**Exercise instructions**
Would you copy out each line of the records below that includes the word "символы"?

**Information supplied**
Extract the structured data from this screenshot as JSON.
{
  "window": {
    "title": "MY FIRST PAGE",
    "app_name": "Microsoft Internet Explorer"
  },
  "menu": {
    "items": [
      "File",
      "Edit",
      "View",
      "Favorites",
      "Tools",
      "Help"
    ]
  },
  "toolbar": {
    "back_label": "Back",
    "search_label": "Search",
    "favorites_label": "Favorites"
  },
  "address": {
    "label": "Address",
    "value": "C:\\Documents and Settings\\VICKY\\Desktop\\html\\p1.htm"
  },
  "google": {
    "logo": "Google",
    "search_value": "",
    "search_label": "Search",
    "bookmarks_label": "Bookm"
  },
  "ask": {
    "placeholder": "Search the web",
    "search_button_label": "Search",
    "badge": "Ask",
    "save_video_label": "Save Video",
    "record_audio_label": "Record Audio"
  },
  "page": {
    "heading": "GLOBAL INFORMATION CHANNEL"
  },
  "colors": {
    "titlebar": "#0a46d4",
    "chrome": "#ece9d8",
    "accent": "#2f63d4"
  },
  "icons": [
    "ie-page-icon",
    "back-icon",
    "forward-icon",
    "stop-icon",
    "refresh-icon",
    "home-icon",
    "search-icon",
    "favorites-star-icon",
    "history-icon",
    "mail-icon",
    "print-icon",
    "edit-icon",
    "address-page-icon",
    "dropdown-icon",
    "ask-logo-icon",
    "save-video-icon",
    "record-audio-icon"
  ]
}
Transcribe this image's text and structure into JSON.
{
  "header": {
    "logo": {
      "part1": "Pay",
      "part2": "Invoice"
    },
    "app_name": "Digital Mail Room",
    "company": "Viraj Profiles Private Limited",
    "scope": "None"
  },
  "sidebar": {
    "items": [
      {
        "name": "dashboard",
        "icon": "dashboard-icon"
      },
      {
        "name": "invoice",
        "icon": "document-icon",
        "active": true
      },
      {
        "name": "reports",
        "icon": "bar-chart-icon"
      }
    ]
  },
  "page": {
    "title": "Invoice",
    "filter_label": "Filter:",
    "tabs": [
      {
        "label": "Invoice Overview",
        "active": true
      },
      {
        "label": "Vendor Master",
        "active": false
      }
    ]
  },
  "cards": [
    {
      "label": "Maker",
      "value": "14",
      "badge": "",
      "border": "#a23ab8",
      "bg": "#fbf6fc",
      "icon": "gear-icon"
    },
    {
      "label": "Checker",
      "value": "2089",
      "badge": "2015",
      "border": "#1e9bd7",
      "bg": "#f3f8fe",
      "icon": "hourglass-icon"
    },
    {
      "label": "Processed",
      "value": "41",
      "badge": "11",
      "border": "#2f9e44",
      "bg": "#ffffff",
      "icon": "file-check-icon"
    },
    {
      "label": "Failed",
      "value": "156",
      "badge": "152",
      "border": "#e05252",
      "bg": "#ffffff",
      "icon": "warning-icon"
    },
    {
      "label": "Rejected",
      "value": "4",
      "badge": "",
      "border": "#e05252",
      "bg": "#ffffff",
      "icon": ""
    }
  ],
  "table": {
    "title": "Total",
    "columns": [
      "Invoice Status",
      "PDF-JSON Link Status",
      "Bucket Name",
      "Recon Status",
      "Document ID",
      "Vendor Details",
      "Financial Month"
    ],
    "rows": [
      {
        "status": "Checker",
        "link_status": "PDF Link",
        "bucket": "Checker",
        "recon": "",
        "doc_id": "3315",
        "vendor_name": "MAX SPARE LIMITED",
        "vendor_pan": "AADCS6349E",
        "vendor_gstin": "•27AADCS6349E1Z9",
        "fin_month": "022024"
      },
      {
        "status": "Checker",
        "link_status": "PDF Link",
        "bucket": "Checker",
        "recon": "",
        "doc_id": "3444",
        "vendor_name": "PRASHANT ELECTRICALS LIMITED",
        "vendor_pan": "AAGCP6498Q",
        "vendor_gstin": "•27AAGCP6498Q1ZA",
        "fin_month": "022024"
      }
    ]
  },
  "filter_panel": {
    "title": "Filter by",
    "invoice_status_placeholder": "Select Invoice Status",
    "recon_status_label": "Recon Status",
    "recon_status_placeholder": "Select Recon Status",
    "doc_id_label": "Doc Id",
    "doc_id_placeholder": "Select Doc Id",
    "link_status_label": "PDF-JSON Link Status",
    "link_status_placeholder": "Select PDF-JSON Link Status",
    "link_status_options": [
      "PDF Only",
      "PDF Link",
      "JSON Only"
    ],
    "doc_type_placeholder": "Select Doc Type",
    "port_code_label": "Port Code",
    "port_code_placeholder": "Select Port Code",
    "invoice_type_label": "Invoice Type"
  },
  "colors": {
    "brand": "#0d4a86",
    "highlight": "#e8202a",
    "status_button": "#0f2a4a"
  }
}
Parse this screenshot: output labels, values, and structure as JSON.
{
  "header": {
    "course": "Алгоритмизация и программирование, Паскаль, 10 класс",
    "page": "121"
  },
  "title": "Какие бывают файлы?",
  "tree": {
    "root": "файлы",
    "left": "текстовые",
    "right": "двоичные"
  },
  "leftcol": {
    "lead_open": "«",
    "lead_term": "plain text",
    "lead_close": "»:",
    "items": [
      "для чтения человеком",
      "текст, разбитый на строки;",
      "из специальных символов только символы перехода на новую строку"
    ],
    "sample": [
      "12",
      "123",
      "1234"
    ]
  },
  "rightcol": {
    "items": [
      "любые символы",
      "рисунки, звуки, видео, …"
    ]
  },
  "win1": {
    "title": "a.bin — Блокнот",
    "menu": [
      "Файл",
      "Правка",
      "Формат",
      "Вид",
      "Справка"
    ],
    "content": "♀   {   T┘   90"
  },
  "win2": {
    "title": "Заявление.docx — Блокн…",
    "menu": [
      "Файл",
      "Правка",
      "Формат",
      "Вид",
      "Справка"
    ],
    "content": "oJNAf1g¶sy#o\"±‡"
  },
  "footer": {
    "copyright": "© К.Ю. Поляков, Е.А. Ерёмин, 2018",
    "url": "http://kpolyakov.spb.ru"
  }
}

**Problem solution**
      "из специальных символов только символы перехода на новую строку"
      "любые символы",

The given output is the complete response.